I have a large window in my bedroom, and when I lay down at night, I can still see outside and into the woods. Falling asleep while looking into the woods is my way to end the day. The cares float away as I watch the quiet and stillness of the forest. Sometimes I will watch the light of a distant airplane as it plays hide and seek behind the trees. Once or twice I’ve seen an owl and once a flying squirrel, but usually there’s nothing to see but the trees and the sky.
Sometimes watching the trees in the darkness is the only time I have in a day to slow down and relax. I have watched the trees change over the years I’ve lived here. One near the cabin has grown noticeably taller and thicker, the scars left on its bark when a limb came off are much faded now and higher than they were when I moved here. Several other trees fell during ice storms or wind storms in years past. But the forest remains, silent and deep in winter, noisy with the rustle of leaves and insects in the summer.
Forests measure time differently than we humans, and watching a forest in an evening or over the years helps give me a sense of the timeless. This isn’t an “escape” from modern life, so much as it is a turning towards something larger than the clutter of my own daily life. Watching the woods reminds me of my own place in nature and helps me step away from the ideas that seem so important in the day. At night, in the forest, few of those cluttering thoughts and activities have much importance. The forest reminds me of that again and again, whenever I forget.

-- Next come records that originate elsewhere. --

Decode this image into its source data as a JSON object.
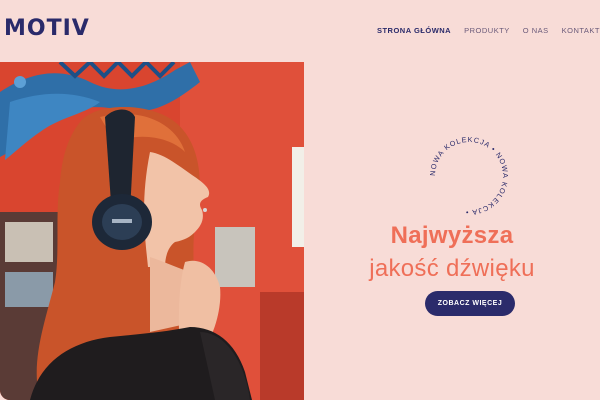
{
  "brand": {
    "logo": "MOTIV"
  },
  "nav": {
    "items": [
      {
        "label": "STRONA GŁÓWNA",
        "active": true
      },
      {
        "label": "PRODUKTY",
        "active": false
      },
      {
        "label": "O NAS",
        "active": false
      },
      {
        "label": "KONTAKT",
        "active": false
      }
    ]
  },
  "hero": {
    "image_icon": "woman-with-headphones-photo",
    "badge_text": "NOWA KOLEKCJA • NOWA KOLEKCJA •",
    "headline_line1": "Najwyższa",
    "headline_line2": "jakość dźwięku",
    "cta_label": "ZOBACZ WIĘCEJ"
  },
  "colors": {
    "background": "#f8dcd7",
    "brand_navy": "#2a2a6a",
    "accent_coral": "#ef6f58",
    "button": "#2b2b6b"
  }
}
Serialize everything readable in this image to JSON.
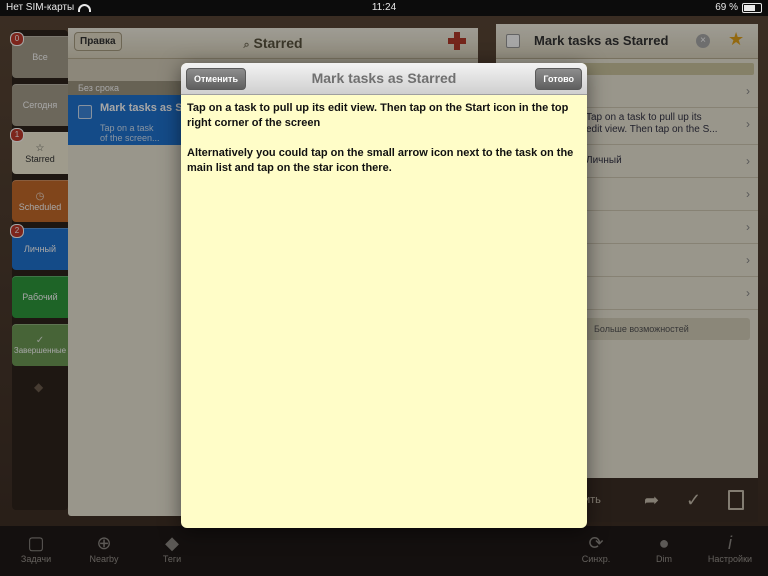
{
  "status_bar": {
    "carrier": "Нет SIM-карты",
    "time": "11:24",
    "battery": "69 %"
  },
  "side_tabs": [
    {
      "label": "Все",
      "badge": "0",
      "color": "#a79f8c"
    },
    {
      "label": "Сегодня",
      "badge": "",
      "color": "#a79f8c"
    },
    {
      "label": "Starred",
      "badge": "1",
      "color": "#f4efd7"
    },
    {
      "label": "Scheduled",
      "badge": "",
      "color": "#c56a2a"
    },
    {
      "label": "Личный",
      "badge": "2",
      "color": "#1f73d1"
    },
    {
      "label": "Рабочий",
      "badge": "",
      "color": "#2e9a3c"
    },
    {
      "label": "Завершенные",
      "badge": "",
      "color": "#6e9a55"
    }
  ],
  "list": {
    "edit_label": "Правка",
    "title": "Starred",
    "section": "Без срока",
    "task_title": "Mark tasks as S",
    "task_note": "Tap on a task",
    "task_note2": "of the screen..."
  },
  "detail": {
    "title": "Mark tasks as Starred",
    "note": "Tap on a task to pull up its edit view. Then tap on the S...",
    "note_line1": "Tap on a task to pull up its",
    "note_line2": "edit view. Then tap on the S...",
    "list_name": "Личный",
    "more": "Больше возможностей",
    "bottom_label": "ить"
  },
  "tab_bar": [
    {
      "label": "Задачи",
      "icon": "square-icon"
    },
    {
      "label": "Nearby",
      "icon": "crosshair-icon"
    },
    {
      "label": "Теги",
      "icon": "tag-icon"
    },
    {
      "label": "Синхр.",
      "icon": "sync-icon"
    },
    {
      "label": "Dim",
      "icon": "bulb-icon"
    },
    {
      "label": "Настройки",
      "icon": "info-icon"
    }
  ],
  "modal": {
    "cancel": "Отменить",
    "title": "Mark tasks as Starred",
    "done": "Готово",
    "para1": "Tap on a task to pull up its edit view. Then tap on the Start icon in the top right corner of the screen",
    "para2": "Alternatively you could tap on the small arrow icon next to the task on the main list and tap on the star icon there."
  }
}
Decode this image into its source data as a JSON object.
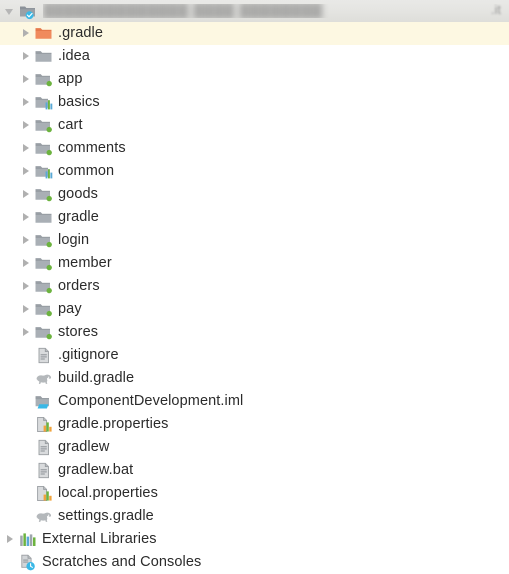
{
  "panel": {
    "name": "project-tree",
    "background": "#ffffff",
    "selection_color": "#fdf8e2",
    "text_color": "#2b2b2b",
    "header_background": "#e6e6e3"
  },
  "header": {
    "twisty": "expanded",
    "icon": "project-folder-icon",
    "project_name_redacted": "██████████████ ████ ████████",
    "project_path_redacted": ".it"
  },
  "tree": [
    {
      "label": ".gradle",
      "indent": 1,
      "twisty": "collapsed",
      "icon": "folder-orange-icon",
      "selected": true
    },
    {
      "label": ".idea",
      "indent": 1,
      "twisty": "collapsed",
      "icon": "folder-gray-icon",
      "selected": false
    },
    {
      "label": "app",
      "indent": 1,
      "twisty": "collapsed",
      "icon": "module-android-icon",
      "selected": false
    },
    {
      "label": "basics",
      "indent": 1,
      "twisty": "collapsed",
      "icon": "module-library-icon",
      "selected": false
    },
    {
      "label": "cart",
      "indent": 1,
      "twisty": "collapsed",
      "icon": "module-android-icon",
      "selected": false
    },
    {
      "label": "comments",
      "indent": 1,
      "twisty": "collapsed",
      "icon": "module-android-icon",
      "selected": false
    },
    {
      "label": "common",
      "indent": 1,
      "twisty": "collapsed",
      "icon": "module-library-icon",
      "selected": false
    },
    {
      "label": "goods",
      "indent": 1,
      "twisty": "collapsed",
      "icon": "module-android-icon",
      "selected": false
    },
    {
      "label": "gradle",
      "indent": 1,
      "twisty": "collapsed",
      "icon": "folder-gray-icon",
      "selected": false
    },
    {
      "label": "login",
      "indent": 1,
      "twisty": "collapsed",
      "icon": "module-android-icon",
      "selected": false
    },
    {
      "label": "member",
      "indent": 1,
      "twisty": "collapsed",
      "icon": "module-android-icon",
      "selected": false
    },
    {
      "label": "orders",
      "indent": 1,
      "twisty": "collapsed",
      "icon": "module-android-icon",
      "selected": false
    },
    {
      "label": "pay",
      "indent": 1,
      "twisty": "collapsed",
      "icon": "module-android-icon",
      "selected": false
    },
    {
      "label": "stores",
      "indent": 1,
      "twisty": "collapsed",
      "icon": "module-android-icon",
      "selected": false
    },
    {
      "label": ".gitignore",
      "indent": 1,
      "twisty": "none",
      "icon": "file-text-icon",
      "selected": false
    },
    {
      "label": "build.gradle",
      "indent": 1,
      "twisty": "none",
      "icon": "gradle-elephant-icon",
      "selected": false
    },
    {
      "label": "ComponentDevelopment.iml",
      "indent": 1,
      "twisty": "none",
      "icon": "iml-module-icon",
      "selected": false
    },
    {
      "label": "gradle.properties",
      "indent": 1,
      "twisty": "none",
      "icon": "file-properties-icon",
      "selected": false
    },
    {
      "label": "gradlew",
      "indent": 1,
      "twisty": "none",
      "icon": "file-text-icon",
      "selected": false
    },
    {
      "label": "gradlew.bat",
      "indent": 1,
      "twisty": "none",
      "icon": "file-text-icon",
      "selected": false
    },
    {
      "label": "local.properties",
      "indent": 1,
      "twisty": "none",
      "icon": "file-properties-icon",
      "selected": false
    },
    {
      "label": "settings.gradle",
      "indent": 1,
      "twisty": "none",
      "icon": "gradle-elephant-icon",
      "selected": false
    },
    {
      "label": "External Libraries",
      "indent": 0,
      "twisty": "collapsed",
      "icon": "external-libraries-icon",
      "selected": false
    },
    {
      "label": "Scratches and Consoles",
      "indent": 0,
      "twisty": "none",
      "icon": "scratches-icon",
      "selected": false
    }
  ]
}
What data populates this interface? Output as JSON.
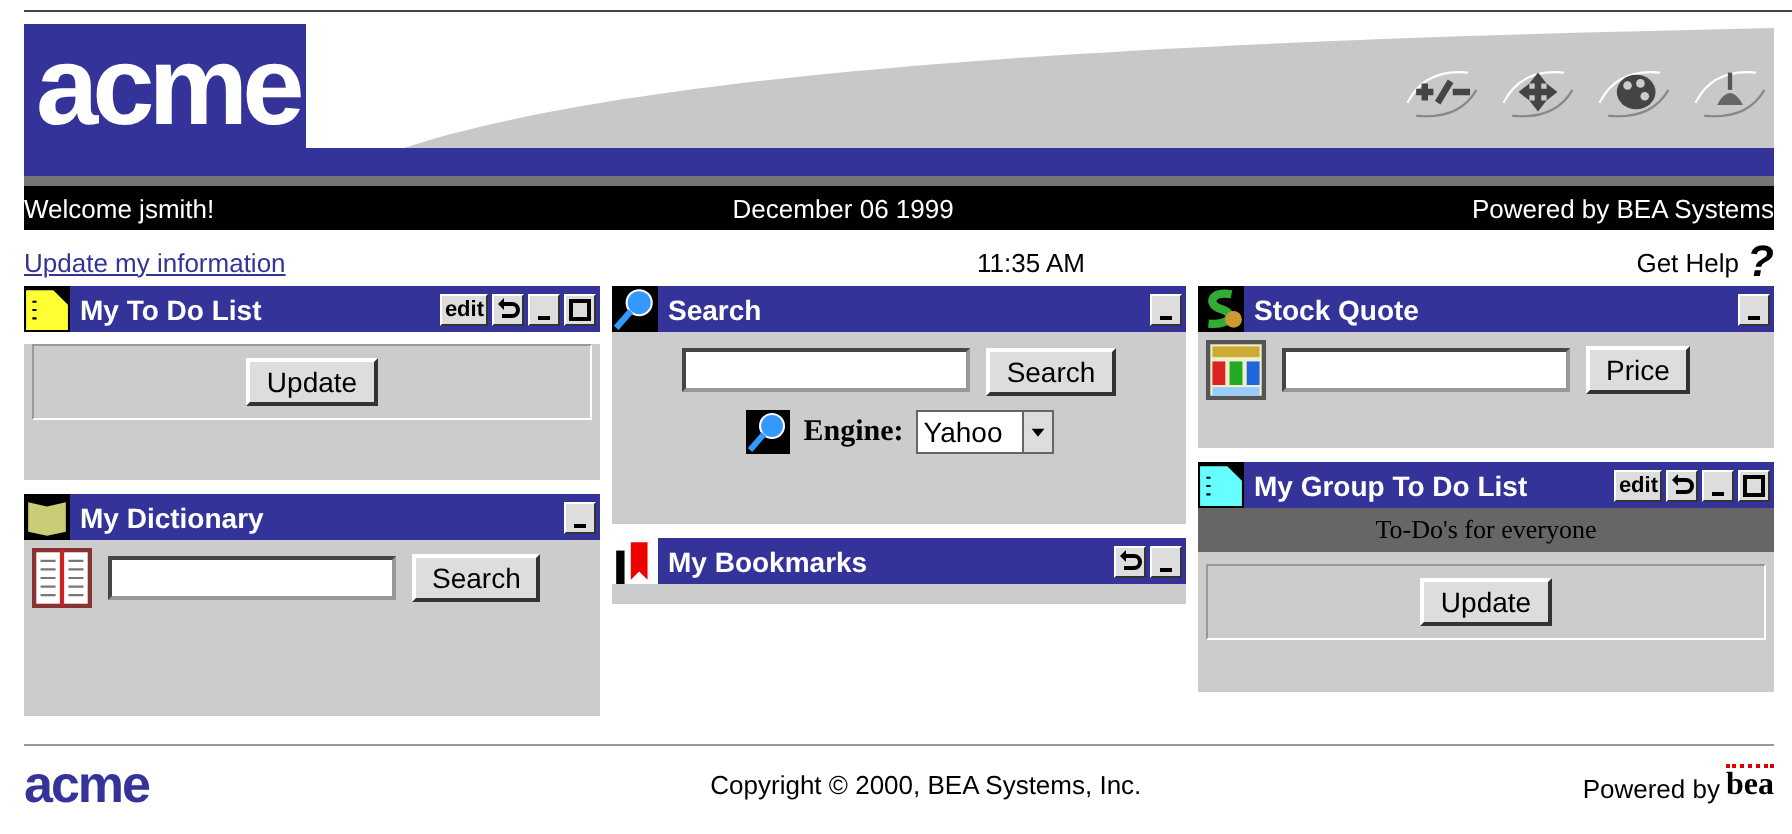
{
  "header": {
    "logo": "acme",
    "welcome": "Welcome jsmith!",
    "date": "December 06 1999",
    "powered": "Powered by BEA Systems"
  },
  "info_row": {
    "link": "Update my information",
    "time": "11:35 AM",
    "help": "Get Help",
    "help_icon": "?"
  },
  "columns": [
    {
      "portlets": [
        {
          "title": "My To Do List",
          "controls": [
            {
              "kind": "edit",
              "label": "edit"
            },
            {
              "kind": "undo"
            },
            {
              "kind": "minimize"
            },
            {
              "kind": "maximize"
            }
          ],
          "body": {
            "kind": "update",
            "button": "Update"
          }
        },
        {
          "title": "My Dictionary",
          "controls": [
            {
              "kind": "minimize"
            }
          ],
          "body": {
            "kind": "lookup",
            "button": "Search"
          }
        }
      ]
    },
    {
      "portlets": [
        {
          "title": "Search",
          "controls": [
            {
              "kind": "minimize"
            }
          ],
          "body": {
            "kind": "search",
            "button": "Search",
            "engine_label": "Engine:",
            "engine": "Yahoo"
          }
        },
        {
          "title": "My Bookmarks",
          "controls": [
            {
              "kind": "undo"
            },
            {
              "kind": "minimize"
            }
          ],
          "body": {
            "kind": "empty"
          }
        }
      ]
    },
    {
      "portlets": [
        {
          "title": "Stock Quote",
          "controls": [
            {
              "kind": "minimize"
            }
          ],
          "body": {
            "kind": "lookup",
            "button": "Price"
          }
        },
        {
          "title": "My Group To Do List",
          "controls": [
            {
              "kind": "edit",
              "label": "edit"
            },
            {
              "kind": "undo"
            },
            {
              "kind": "minimize"
            },
            {
              "kind": "maximize"
            }
          ],
          "body": {
            "kind": "group",
            "banner": "To-Do's for everyone",
            "button": "Update"
          }
        }
      ]
    }
  ],
  "footer": {
    "logo": "acme",
    "copyright": "Copyright © 2000, BEA Systems, Inc.",
    "powered": "Powered by",
    "brand": "bea"
  }
}
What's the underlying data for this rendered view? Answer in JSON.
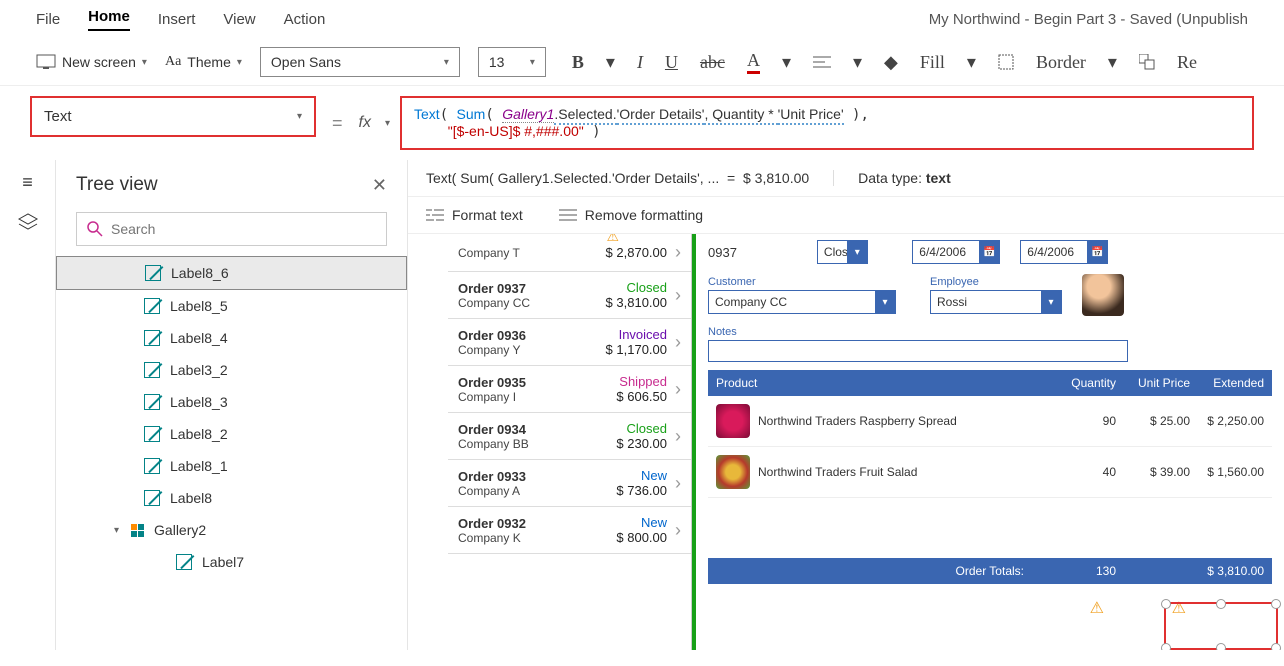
{
  "doc_title": "My Northwind - Begin Part 3 - Saved (Unpublish",
  "menu": {
    "file": "File",
    "home": "Home",
    "insert": "Insert",
    "view": "View",
    "action": "Action"
  },
  "toolbar": {
    "new_screen": "New screen",
    "theme": "Theme",
    "font": "Open Sans",
    "size": "13",
    "fill": "Fill",
    "border": "Border",
    "re": "Re"
  },
  "property": {
    "name": "Text",
    "eq": "=",
    "fx": "fx"
  },
  "formula": {
    "fn1": "Text",
    "fn2": "Sum",
    "id": "Gallery1",
    "f1": ".Selected.",
    "f2": "'Order Details'",
    "f3": ", Quantity * ",
    "f4": "'Unit Price'",
    "str": "\"[$-en-US]$ #,###.00\""
  },
  "result": {
    "expr": "Text( Sum( Gallery1.Selected.'Order Details', ...",
    "eq": "=",
    "val": "$ 3,810.00",
    "type_lbl": "Data type: ",
    "type": "text"
  },
  "fmtbar": {
    "format": "Format text",
    "remove": "Remove formatting"
  },
  "tree": {
    "title": "Tree view",
    "search_ph": "Search",
    "items": [
      {
        "label": "Label8_6",
        "kind": "label",
        "selected": true,
        "indent": "item"
      },
      {
        "label": "Label8_5",
        "kind": "label",
        "indent": "item"
      },
      {
        "label": "Label8_4",
        "kind": "label",
        "indent": "item"
      },
      {
        "label": "Label3_2",
        "kind": "label",
        "indent": "item"
      },
      {
        "label": "Label8_3",
        "kind": "label",
        "indent": "item"
      },
      {
        "label": "Label8_2",
        "kind": "label",
        "indent": "item"
      },
      {
        "label": "Label8_1",
        "kind": "label",
        "indent": "item"
      },
      {
        "label": "Label8",
        "kind": "label",
        "indent": "item"
      },
      {
        "label": "Gallery2",
        "kind": "gallery",
        "indent": "gal",
        "expanded": true
      },
      {
        "label": "Label7",
        "kind": "label",
        "indent": "sub"
      }
    ]
  },
  "orders": [
    {
      "num": "",
      "company": "Company T",
      "status": "",
      "price": "$ 2,870.00",
      "warn": true,
      "cls": ""
    },
    {
      "num": "Order 0937",
      "company": "Company CC",
      "status": "Closed",
      "price": "$ 3,810.00",
      "cls": "closed"
    },
    {
      "num": "Order 0936",
      "company": "Company Y",
      "status": "Invoiced",
      "price": "$ 1,170.00",
      "cls": "invoiced"
    },
    {
      "num": "Order 0935",
      "company": "Company I",
      "status": "Shipped",
      "price": "$ 606.50",
      "cls": "shipped"
    },
    {
      "num": "Order 0934",
      "company": "Company BB",
      "status": "Closed",
      "price": "$ 230.00",
      "cls": "closed"
    },
    {
      "num": "Order 0933",
      "company": "Company A",
      "status": "New",
      "price": "$ 736.00",
      "cls": "newst"
    },
    {
      "num": "Order 0932",
      "company": "Company K",
      "status": "New",
      "price": "$ 800.00",
      "cls": "newst"
    }
  ],
  "detail": {
    "order": "0937",
    "status": "Closed",
    "date1": "6/4/2006",
    "date2": "6/4/2006",
    "cust_lbl": "Customer",
    "cust": "Company CC",
    "emp_lbl": "Employee",
    "emp": "Rossi",
    "notes_lbl": "Notes",
    "head": {
      "p": "Product",
      "q": "Quantity",
      "u": "Unit Price",
      "e": "Extended"
    },
    "rows": [
      {
        "name": "Northwind Traders Raspberry Spread",
        "q": "90",
        "u": "$ 25.00",
        "e": "$ 2,250.00",
        "img": "berry"
      },
      {
        "name": "Northwind Traders Fruit Salad",
        "q": "40",
        "u": "$ 39.00",
        "e": "$ 1,560.00",
        "img": "salad"
      }
    ],
    "totals": {
      "lbl": "Order Totals:",
      "q": "130",
      "e": "$ 3,810.00"
    }
  }
}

On clear nights, I can usually see a few stars, but the trees hide most of them. I focus instead on the sky. Is it cloudy or clear? Is it the dark of a moonless midnight or is the forest brightened by a full moon’s light? The night is the time when I can just observe and give my processing and judging mind a respite, a sanctuary from the day.
Usually one of the cats sits atop the bookcase and stares out into the woods, too. He or she will join me on the bed as soon they have decided there’s nothing more to look at for the night. That’s usually when I, too, will at last close my eyes and let the day end, leaving the forest to itself again.